Following up on an incisive analysis of what’s really wrong at the company, Dawn Fatale says the Met needs to be more exciting – and makes some intriguing and inventive suggestions for just how to do that.
“The proliferation of cases has alarmed many scholars and defense lawyers, who say that independent of a defendant’s guilt or innocence, the lyrics are being unfairly used to prejudice judges and juries who have little understanding that, for all its glorification of violence, gangsta rappers are often people who have assumed over-the-top and fictional personas.”
“OK, let’s clear up any misunderstanding: Russian oligarchs and Brazilian millionaires are not amassed in front of the Detroit Institute of Arts in the hopes of being first in line should the treasures inside go up for sale.”
“In Neil Harbisson’s cybernetic world, every color has a corresponding note: Red is F, orange is F sharp, G is yellow, C is blue, A is green and so on. He listens to Warhols, paints with sounds and writes music based on what he sees around him.”
“The company fosters an atmosphere that is the antithesis of intimidating: You can wander in and out without too much worry about losing your place in the story. Shouting during a favorite moment is hardly a breach of etiquette. And if you’re moved (or you pretend to be moved) by a power ballad, the rhythmic waving of a hand clutching a lighter is not out of place.”
“Is he a villain, or a tragic figure, compelled to shuttle secretly, with wads of cash, returning home to spend his life with inanimate works of art?”
“As tensions escalate with countries that were once touchy allies, what we need are more Fulbright grantees in the world, not fewer. Sure, $30 million seems like a lot of money—but it’s actually 0.06 percent of the proposed total State budget.”
“Radical breaks in style are technically gender neutral, and there are certainly men who have roamed among forms, styles, and even media. I am speaking of a tendency, one that seems to be more noticeable in women working in the twentieth century and beyond, perhaps owing to the fact that more work by women has found its way into the world since 1900.”
“There’s a fundamental problem with bookselling as a business: put bluntly, it’s that people aren’t really into buying books. Bezos discovered this via a 1998 survey that found most shoppers didn’t use Amazon.com and probably never would, because—well—Americans buy very few books.”
“If you go on government ministry websites, for instance, the way they write is absolutely impenetrable. It’s all posted online for members of the public, but you can’t understand what they’re saying.”
Would he accept an offer? “Yes, if I can do good music. If I’m going to be able to take care of the orchestra and being their artistic director. And if I’m allowed to make music with them, yes. Otherwise, not.” He also says that the process of “cleaning up things … should happen at every corner of the organization.”
“Cornelius Gurlitt, the octogenarian hoarder of art plundered by the Nazis, will return paintings in the trove his family kept secret for decades to their original Jewish owners or those owners’ descendants, starting with a well-known Matisse, his lawyers said on Wednesday.”

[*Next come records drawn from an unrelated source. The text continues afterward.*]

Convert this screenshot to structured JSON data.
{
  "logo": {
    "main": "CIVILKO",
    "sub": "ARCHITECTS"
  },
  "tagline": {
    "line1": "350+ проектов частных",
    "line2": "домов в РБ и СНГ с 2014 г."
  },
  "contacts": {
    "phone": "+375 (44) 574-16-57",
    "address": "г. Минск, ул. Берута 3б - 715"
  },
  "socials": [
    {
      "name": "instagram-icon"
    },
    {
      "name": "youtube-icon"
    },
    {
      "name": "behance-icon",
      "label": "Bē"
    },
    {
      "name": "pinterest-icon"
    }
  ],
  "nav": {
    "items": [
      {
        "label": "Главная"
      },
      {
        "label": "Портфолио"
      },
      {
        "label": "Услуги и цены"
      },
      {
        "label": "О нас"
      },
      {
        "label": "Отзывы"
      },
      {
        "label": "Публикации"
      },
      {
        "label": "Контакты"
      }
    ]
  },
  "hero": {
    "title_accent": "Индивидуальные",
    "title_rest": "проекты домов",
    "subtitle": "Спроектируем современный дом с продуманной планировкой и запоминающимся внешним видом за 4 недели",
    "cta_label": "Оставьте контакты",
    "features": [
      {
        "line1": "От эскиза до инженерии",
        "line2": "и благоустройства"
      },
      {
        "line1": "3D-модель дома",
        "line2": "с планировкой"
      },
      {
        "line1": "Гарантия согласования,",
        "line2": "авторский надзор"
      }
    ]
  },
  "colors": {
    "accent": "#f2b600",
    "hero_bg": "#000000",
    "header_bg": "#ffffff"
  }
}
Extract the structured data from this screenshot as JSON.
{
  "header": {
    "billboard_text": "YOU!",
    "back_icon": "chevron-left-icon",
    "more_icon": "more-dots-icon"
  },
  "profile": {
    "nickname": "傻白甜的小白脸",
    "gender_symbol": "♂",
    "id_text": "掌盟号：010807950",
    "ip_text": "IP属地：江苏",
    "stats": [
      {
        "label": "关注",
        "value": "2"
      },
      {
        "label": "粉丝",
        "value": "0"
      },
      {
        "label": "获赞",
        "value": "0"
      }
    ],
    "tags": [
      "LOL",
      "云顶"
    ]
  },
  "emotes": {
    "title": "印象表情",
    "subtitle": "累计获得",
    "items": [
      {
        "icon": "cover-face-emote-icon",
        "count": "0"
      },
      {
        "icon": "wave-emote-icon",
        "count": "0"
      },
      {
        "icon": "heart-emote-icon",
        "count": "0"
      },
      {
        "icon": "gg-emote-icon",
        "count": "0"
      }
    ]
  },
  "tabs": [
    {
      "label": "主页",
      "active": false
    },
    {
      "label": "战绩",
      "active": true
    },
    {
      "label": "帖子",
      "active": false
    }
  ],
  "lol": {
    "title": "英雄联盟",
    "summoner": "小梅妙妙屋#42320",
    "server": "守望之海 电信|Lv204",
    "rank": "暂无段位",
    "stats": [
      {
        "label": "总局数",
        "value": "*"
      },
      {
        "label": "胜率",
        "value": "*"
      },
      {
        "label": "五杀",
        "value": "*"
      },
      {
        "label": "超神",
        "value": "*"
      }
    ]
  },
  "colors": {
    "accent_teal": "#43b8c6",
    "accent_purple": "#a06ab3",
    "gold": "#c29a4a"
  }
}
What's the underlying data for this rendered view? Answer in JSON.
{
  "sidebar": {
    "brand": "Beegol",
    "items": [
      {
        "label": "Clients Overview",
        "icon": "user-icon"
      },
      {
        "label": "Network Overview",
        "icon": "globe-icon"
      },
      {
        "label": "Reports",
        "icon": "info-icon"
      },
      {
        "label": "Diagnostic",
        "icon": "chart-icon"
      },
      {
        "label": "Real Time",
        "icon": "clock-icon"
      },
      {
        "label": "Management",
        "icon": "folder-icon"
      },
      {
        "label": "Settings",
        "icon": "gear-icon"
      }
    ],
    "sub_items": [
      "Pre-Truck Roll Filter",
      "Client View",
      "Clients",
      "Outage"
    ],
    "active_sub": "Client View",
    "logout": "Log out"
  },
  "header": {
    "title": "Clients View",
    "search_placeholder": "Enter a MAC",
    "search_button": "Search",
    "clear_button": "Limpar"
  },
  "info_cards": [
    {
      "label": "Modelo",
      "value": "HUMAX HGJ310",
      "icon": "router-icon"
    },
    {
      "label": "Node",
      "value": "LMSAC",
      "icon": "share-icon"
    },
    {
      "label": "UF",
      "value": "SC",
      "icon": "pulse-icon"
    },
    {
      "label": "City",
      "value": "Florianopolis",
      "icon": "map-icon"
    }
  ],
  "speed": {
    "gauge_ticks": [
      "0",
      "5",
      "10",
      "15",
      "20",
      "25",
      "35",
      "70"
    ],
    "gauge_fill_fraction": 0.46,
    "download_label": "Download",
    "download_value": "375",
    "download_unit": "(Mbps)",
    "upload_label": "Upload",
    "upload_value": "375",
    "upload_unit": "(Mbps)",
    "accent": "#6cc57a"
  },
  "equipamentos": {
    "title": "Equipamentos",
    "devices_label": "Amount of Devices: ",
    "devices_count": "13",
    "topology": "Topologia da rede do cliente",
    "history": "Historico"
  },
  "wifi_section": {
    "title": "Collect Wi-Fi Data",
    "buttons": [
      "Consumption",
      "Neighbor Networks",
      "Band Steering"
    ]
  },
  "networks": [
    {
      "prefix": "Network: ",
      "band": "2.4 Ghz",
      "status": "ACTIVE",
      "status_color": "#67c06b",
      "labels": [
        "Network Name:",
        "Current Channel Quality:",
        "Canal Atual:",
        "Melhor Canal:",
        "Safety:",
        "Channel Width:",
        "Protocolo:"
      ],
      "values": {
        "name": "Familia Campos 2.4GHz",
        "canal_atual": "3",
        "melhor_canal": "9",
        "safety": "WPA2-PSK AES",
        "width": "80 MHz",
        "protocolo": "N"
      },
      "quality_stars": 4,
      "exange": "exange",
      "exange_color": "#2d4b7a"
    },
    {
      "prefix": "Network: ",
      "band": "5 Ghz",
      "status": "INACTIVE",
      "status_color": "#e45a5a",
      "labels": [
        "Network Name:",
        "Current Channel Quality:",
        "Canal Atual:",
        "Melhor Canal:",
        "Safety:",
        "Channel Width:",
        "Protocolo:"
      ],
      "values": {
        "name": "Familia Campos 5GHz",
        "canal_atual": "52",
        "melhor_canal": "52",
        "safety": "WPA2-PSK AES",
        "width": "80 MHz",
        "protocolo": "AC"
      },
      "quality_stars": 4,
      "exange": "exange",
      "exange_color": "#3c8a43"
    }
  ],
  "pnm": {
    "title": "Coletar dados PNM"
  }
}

“In a rare move, the Delaware Art Museum will sell as many as four works of art, valued at $30 million, to repay [$19.8 million in] debt from a facilities expansion and replenish its endowment, museum leaders announced Wednesday.”
And the backstory the new book (due in October) will give us isn’t Scarlett’s. It’s Mammy’s.
Twenty years ago, the Colombian city was a center of the worldwide cocaine trade, notorious for gun violence; even ten years ago the place was considered unsafe. Now it’s considered a hotbed of innovation.
Ruling party deputy Robert Schlegel, author of the legislation: “We basically show American films that promote the stereotypes, national interests and values of the United States. Many of these are low quality. Russia can produce its own films, which will be interesting to viewers.”
Author Stella Duffy looks at the ambitious “arts for everyone” plans BBC Controller Tony Hall has announced – and finds them too London-centric, too establishment, too mainstream and too old-fogey.
The trend started as a way to increase box office income and get some new people inside the building, but now companies in both the U.S. and Europe are proudly mounting full-scale productions of Rodgers & Hammerstein, Sondheim and even Andrew Lloyd Webber. (Don’t worry, they’re not going to do Mamma Mia!.)